#### DATA UNDER STUDY

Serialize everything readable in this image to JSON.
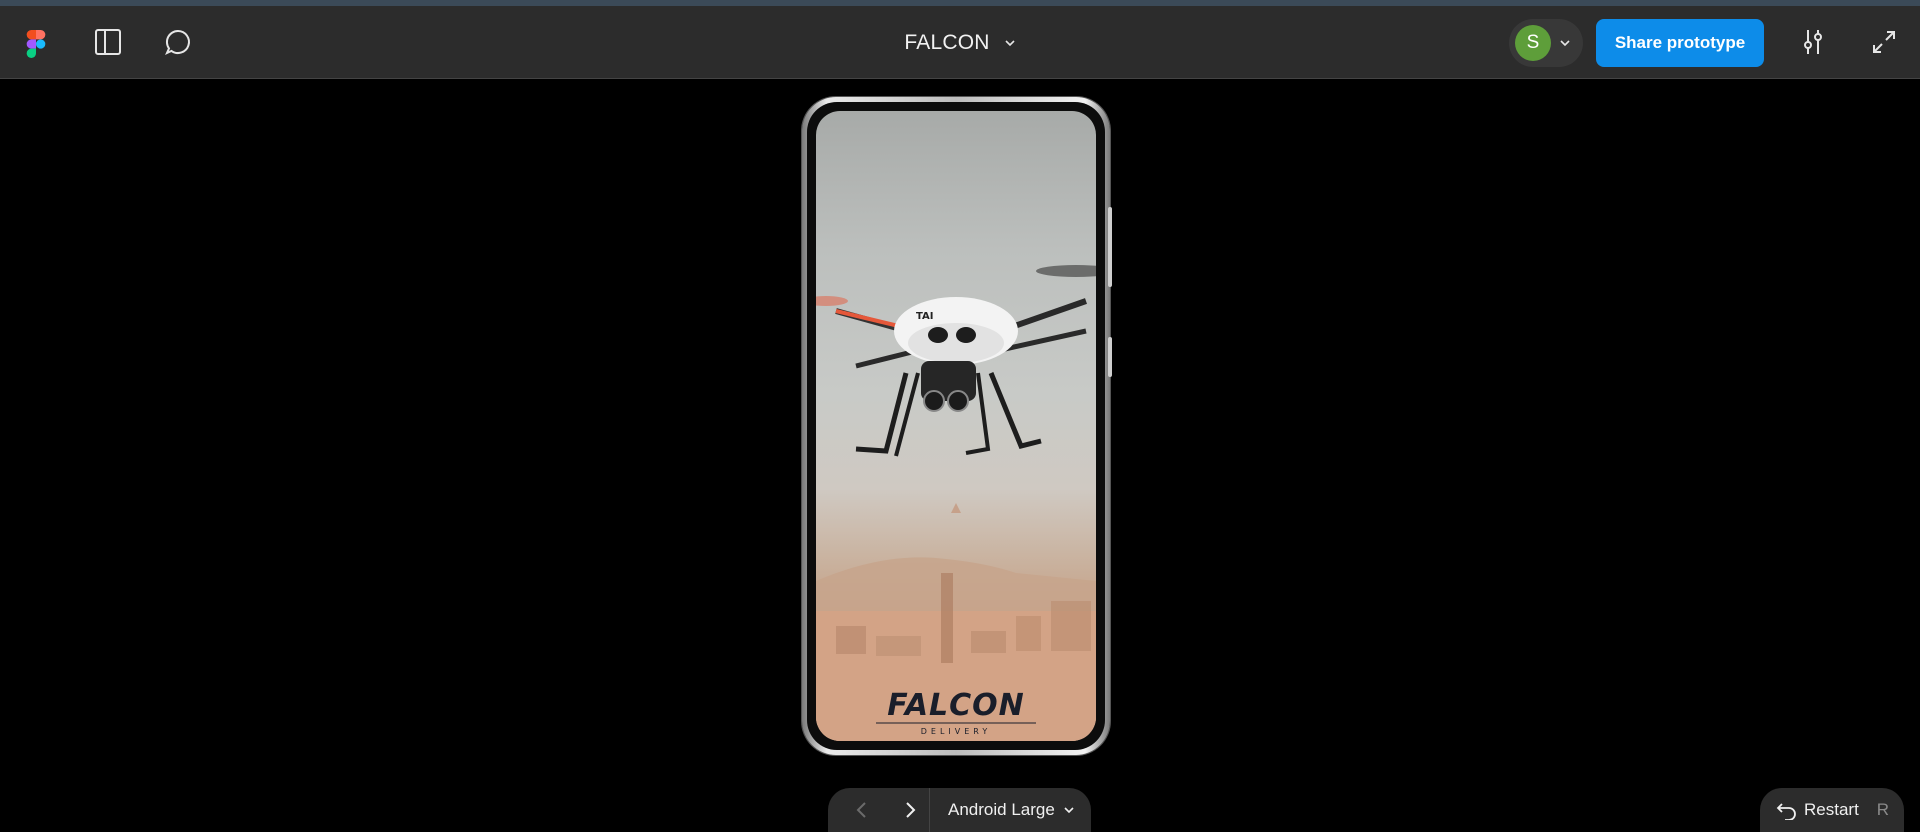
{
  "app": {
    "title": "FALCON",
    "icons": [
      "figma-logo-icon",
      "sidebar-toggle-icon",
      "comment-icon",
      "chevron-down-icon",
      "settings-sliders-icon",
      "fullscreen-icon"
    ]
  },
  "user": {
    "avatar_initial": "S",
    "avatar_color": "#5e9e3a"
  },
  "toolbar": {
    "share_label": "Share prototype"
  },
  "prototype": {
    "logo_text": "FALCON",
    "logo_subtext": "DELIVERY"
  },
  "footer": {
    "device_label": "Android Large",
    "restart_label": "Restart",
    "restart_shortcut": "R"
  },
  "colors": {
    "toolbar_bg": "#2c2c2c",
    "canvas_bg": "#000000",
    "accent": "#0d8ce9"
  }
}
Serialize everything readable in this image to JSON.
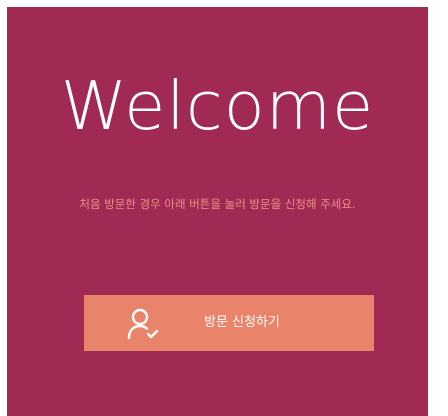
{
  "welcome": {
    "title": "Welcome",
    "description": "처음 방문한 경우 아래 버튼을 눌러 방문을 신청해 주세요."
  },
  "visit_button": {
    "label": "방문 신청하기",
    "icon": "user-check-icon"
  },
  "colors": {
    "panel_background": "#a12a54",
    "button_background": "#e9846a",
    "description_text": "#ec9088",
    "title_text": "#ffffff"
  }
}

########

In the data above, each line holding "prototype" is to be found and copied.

    "share_label": "Share prototype"
  "prototype": {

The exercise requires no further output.